Before we dig into the nitty-gritty of these policy proposals, though, how’s about a little bit of context?

Police-reported crime severity index, 1998-2014. Courtesy StatsCan.

What we see here, clear as a bell, is that over the past two decades, crime of all types has dropped significantly – in some cases, massively. This is particularly true of non-violent crimes. While violent crimes have certainly decreased, the rate of non-violent crime has been in freefall since around 2002.

Incidentally, experts are pretty divided as to why this trend, which is a pretty global phenomenon, is happening at all. (One interesting hypothesis is that the presence of lead in gasoline led to the spike in crime rates we witnessed from the sixties through the early nineties, while its removal has led to the subsequent die-down in crime, although this theory also has its critics.)

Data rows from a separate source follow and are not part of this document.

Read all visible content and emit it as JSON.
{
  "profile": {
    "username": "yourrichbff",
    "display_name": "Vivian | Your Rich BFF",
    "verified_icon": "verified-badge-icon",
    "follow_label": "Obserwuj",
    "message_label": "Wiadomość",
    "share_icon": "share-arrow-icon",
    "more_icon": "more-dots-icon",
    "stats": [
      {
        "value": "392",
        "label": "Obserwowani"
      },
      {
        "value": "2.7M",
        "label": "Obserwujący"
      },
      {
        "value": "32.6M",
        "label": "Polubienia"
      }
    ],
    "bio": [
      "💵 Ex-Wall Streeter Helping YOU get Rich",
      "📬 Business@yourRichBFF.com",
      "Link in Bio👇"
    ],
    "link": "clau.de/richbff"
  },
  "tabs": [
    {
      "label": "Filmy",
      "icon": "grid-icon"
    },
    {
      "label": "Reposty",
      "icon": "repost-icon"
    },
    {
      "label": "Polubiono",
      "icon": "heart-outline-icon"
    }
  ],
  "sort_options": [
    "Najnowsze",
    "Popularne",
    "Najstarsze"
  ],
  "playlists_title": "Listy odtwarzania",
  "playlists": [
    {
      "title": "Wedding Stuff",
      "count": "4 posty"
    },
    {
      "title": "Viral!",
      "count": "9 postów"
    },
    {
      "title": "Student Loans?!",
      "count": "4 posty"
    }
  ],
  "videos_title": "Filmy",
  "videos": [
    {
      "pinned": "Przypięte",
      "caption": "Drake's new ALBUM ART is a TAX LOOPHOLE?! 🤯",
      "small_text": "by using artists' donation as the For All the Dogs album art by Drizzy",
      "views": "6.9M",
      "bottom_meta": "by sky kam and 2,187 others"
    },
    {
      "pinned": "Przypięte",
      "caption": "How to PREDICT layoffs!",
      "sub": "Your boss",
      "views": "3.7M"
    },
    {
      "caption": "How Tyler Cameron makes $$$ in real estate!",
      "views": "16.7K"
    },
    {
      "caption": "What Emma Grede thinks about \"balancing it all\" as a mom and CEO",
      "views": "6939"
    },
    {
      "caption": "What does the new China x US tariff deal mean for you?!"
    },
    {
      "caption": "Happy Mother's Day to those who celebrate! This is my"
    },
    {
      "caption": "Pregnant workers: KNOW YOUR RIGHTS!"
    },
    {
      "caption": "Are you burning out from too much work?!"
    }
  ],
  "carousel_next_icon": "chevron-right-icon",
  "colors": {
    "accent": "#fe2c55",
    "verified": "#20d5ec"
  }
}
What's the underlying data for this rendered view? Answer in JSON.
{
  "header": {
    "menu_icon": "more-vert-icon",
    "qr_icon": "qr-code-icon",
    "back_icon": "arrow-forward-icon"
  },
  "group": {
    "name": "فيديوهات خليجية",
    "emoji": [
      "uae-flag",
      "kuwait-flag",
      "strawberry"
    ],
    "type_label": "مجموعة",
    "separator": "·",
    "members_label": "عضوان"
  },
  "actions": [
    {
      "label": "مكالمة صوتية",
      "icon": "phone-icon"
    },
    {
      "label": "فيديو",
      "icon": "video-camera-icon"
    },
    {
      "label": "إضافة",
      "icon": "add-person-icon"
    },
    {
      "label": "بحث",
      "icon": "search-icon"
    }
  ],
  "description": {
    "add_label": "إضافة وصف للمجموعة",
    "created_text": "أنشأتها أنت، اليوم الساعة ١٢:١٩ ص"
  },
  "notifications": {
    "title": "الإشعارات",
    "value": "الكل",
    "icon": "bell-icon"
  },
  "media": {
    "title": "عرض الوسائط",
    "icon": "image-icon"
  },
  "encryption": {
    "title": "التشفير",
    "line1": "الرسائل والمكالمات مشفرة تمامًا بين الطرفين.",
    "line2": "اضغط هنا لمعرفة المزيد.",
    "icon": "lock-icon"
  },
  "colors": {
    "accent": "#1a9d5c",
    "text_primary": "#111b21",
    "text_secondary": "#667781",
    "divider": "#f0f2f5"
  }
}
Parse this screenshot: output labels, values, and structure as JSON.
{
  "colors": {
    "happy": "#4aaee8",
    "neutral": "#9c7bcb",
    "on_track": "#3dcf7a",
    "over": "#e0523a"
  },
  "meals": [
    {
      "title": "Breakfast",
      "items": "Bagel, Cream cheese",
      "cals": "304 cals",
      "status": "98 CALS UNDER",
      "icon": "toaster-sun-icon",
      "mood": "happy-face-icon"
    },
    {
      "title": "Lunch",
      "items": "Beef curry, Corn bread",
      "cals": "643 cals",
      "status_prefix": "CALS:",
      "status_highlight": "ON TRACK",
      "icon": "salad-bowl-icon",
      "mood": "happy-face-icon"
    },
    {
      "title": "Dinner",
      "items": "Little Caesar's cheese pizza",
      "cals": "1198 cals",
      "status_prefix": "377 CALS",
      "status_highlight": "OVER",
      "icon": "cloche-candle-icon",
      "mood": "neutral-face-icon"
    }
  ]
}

All of this is neither here nor there, though. The point is that the Chiefs were meeting in the context of an ongoing and massive drop in reported crime of all varieties. What was their response to this situation? A recommendation that police departments be downsized and their funding decreased?

Hardly. Continue Reading

ICYMI – CSIS agents infiltrated Vancouver mosques, and way overplayed their parts

My very first post here at The Alfalfafield, way back in April(!), detailed the ongoing trial of John Nuttall and Amanda Korody, two accused terrorists in British Columbia. I’ve been following the story closely ever since, and with the sudden insertion of CSIS into the drama in the last week, it seems about time for an update.

In case you’re too lazy to click through and read my summary of the events leading up to the trial (henceforth acronymized as ICYTLTCTARMSOTELUTTT), here’s a quick run-down: Nuttall and Korody, two impoverished recovering heroin addicts, were the subject of a 240-Mountie “investigation” which culminated in an “attempt” to bomb the B.C. legislative buildings in Victoria on Canada Day 2013. I use scare quotes for “attempt” because the plot never had any chance of succeeding, as the pressure-cooker “bombs” the couple planted had previously been rendered inoperative by the Mounties controlling the operation.

The pair were recently found guilty, but their sentencing has been delayed while the trial judge considers the question of whether they were entrapped by the RCMP. To a totally-not-impartial outside observer like myself, this seems like a foregone conclusion: the two recent converts to Islam had the most half-baked of plans, proposing wild schemes like hijacking nuclear submarines or building and launching missiles at the Parliament Buildings, or, failing that, Seattle, which they mistakenly believed was ten times closer to them than it actually was. The actual scheme they eventually carried out was pushed on them by undercover cops who alternately bullied and flattered the pair, cajoling them to consider more practical and easily achievable goals, including specifically urging the use of the explosive C-4 inside pressure cookers at the BC Leg on Canada Day. The RCMP even paid for the couple to have a weekend getaway at a Kelowna hotel, where undercover cops gave them detailed instructions on how to use C-4, instructions it’s hard to see them getting elsewhere. In short, this is a plot that could never have existed absence the active involvement of over two hundred cops. Continue Reading

Copyright © 2017. Powered by WordPress & Romangie Theme.